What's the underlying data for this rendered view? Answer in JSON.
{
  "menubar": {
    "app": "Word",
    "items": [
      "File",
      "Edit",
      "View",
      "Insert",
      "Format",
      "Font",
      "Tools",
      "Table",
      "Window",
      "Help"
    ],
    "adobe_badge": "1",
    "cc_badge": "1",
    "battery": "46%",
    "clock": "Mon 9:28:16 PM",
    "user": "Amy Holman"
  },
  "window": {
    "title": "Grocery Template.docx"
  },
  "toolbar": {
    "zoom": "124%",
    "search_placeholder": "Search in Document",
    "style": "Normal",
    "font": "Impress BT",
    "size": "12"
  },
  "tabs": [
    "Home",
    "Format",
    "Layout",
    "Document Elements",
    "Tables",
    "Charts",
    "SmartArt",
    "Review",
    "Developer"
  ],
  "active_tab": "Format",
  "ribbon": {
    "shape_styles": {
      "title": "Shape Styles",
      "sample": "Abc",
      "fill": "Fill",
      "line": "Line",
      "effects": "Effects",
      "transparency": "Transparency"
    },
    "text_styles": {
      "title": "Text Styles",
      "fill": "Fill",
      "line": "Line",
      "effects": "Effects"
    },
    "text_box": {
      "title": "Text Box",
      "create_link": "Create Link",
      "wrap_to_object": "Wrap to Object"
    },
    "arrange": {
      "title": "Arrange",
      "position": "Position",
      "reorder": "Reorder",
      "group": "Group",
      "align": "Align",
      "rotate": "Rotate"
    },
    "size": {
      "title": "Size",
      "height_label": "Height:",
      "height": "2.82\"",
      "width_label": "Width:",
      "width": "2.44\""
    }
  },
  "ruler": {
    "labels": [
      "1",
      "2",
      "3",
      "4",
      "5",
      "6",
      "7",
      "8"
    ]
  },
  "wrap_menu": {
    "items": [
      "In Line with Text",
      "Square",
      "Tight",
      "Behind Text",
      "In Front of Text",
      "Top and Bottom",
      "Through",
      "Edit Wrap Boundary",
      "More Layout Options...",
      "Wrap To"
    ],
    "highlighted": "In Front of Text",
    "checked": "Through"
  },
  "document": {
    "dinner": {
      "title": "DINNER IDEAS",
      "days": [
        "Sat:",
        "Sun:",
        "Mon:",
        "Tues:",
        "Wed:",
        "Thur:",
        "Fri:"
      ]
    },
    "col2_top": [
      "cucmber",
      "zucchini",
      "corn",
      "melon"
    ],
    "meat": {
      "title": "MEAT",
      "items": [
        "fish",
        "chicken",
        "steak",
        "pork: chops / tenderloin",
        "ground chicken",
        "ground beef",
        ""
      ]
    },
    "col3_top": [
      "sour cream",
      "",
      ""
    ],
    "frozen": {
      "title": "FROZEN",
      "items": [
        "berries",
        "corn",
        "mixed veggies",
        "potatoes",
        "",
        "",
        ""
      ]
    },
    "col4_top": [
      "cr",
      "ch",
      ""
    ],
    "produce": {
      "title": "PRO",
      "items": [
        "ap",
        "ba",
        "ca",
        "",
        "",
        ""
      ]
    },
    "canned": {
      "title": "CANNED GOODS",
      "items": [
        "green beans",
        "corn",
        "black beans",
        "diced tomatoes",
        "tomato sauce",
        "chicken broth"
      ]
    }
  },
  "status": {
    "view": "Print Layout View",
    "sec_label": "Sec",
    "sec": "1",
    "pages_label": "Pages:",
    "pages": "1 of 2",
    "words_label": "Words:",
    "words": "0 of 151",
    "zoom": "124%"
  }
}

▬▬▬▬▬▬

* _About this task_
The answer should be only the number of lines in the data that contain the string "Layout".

* _Solution to this problem_
3